Is the pharma gender gap starting to close?

Views & Analysis

When Emma Walmsley took the reins of GlaxoSmithKline (GSK) in 2016, becoming the first woman to head up a major pharmaceutical company, it was headline news.

But has her appointment made a difference at the view from the top two years on?

It’s an international conversation that transcends industry boundaries: the inequitable gender balance at the top of the world’s biggest corporations.

While the pharmaceutical industry is no exception in the main part, there are signs that things may be starting to change.

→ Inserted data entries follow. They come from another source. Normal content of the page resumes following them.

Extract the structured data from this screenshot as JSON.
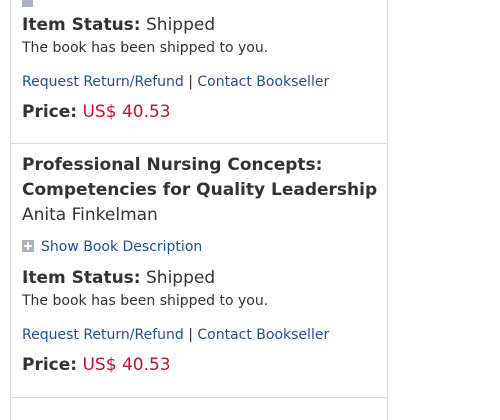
{
  "orders": [
    {
      "status_label": "Item Status:",
      "status_value": "Shipped",
      "status_description": "The book has been shipped to you.",
      "request_return_label": "Request Return/Refund",
      "separator": "|",
      "contact_label": "Contact Bookseller",
      "price_label": "Price:",
      "price_value": "US$ 40.53"
    },
    {
      "title_line1": "Professional Nursing Concepts:",
      "title_line2": "Competencies for Quality Leadership",
      "author": "Anita Finkelman",
      "show_description_label": "Show Book Description",
      "status_label": "Item Status:",
      "status_value": "Shipped",
      "status_description": "The book has been shipped to you.",
      "request_return_label": "Request Return/Refund",
      "separator": "|",
      "contact_label": "Contact Bookseller",
      "price_label": "Price:",
      "price_value": "US$ 40.53"
    }
  ],
  "colors": {
    "link": "#1f4e9a",
    "price": "#c8102e",
    "border": "#dcdcdc",
    "icon": "#a9b4bf"
  }
}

According to Women Count 2018, a report from advocates for diversity in business, The Pipeline, women make up 10 per cent of executive directors of the pharmaceutical companies within FTSE 350.  That’s compared to the cross-industry average of eight per cent.

Green shoots of change?

Across the FTSE 350, just 16 per cent of executive committee roles and five per cent of executive committee profit and loss positions are held by females.

Among the pharma companies in the 350, however, the figures are slightly better: women hold 25 per cent of executive committee roles and eight per cent of executive committee P&L positions.

“Pharma has a higher representation of women on their executive committees than the FTSE 350 average, and their position has increased slightly since last year.

“Perhaps we are already seeing the positive impact of GSK having a female CEO,” said the authors, pointing to the appointment of Walmsley in 2016.

“Even so, this sector’s representation of women in P&L roles has to increase if these green shoots are going to turn into a positive, sustainable trend.”

Variable equality

While these figures appear encouraging, the number of women in senior leadership roles in pharma varys considerably across the sector.

Seb Burchell, of Assured Pharmacy, has been digging into the data and found that of the 133 people on executive leadership teams across the world’s top ten pharma companies, just 34, or 22 per cent, are women.

GSK remains the only one among them with a woman in the top job, and while there are 116 directors on the ten boards of directors, just 34, or 29 per cent, are female.

Seb said that while the size of the gender gap varied from company to company, not one leadership team consisted of an equal number of men and women.

“Gender diversity in leadership roles at the workplace is arguably the most prominent issue facing employment currently,” he said, adding that it was a “well-known fact that a plethora of industries have an unequal balance of men and women in leadership positions”.

The top ten companies by earnings in 2017 were included in the analysis. These were Johnson and Johnson, Roche, Pfizer, Novartis, Sanofi, GSK, Merck, AbbVie, Bayer and Abbott.

Women make up 40 per cent of executive committee members at both Johnson and Johnson and Pfizer, but at the other end of the scale 92 per cent of Bayer’s executive team is male.

These figures are reflected in the general leadership workforce — Johnson and Johnson had the highest rates of gender diversity, with 35 per cent of leadership positions held by women. At Bayer, however, that figure was just six per cent.

While women currently make up almost 50 per cent of the total pharmaceutical industry workforce, there is a “long way to go” before we see the leadership gender gap begin to close, said Seb.

He commented, “We were interested in having a look at the gender diversity of leadership positions within the biggest pharmaceutical companies in the world.

“The results clearly showed that there's a need for some companies to make a greater effort to improve the diversity in their leadership positions.”

Changing from the top

According to the team behind Women Count 2018, women “promote women and make change happen”.

This is suggested in Assured Pharmacy’s analysis which shows that GSK has six men and five women on its board of directors and females make up 33 per cent of employees in leadership roles.

Women Count authors said that companies “take their lead from the boss”, meaning organisations wanting to deliver true gender diversity had to start at the top.

“Well-meaning words are fine, but it is actions and behaviours that count.

“CEOs must step up and treat gender diversity in the same way as other key business issues and commit to targets, create deadlines, empower people to deliver, and hold the organisation and individuals to account for their performance,” recommended the report.

Representing patient diversity

What’s more, the report also highlighted a correlation between profitability and having more women in senior roles.

FTSE 350 companies with no women on their executive committee only achieve an average 8.9 per cent net profit margin. Where there are at least 25 per cent of women on executive committees, average net profit margins increase by five per cent to 13.9 per cent.

It added that UK plc had the opportunity to collect £13 billion “gender dividend” if all FTSE 350 companies performed at the same level as those with women on their executive committees.

And this may be particularly pertinent in the health sector, where profitability relies on the ability to understand the patient voice.

Because if pharma companies are to truly understand and meet the needs of a diverse patient population, it can be argued that executive and board members need to be truly representative.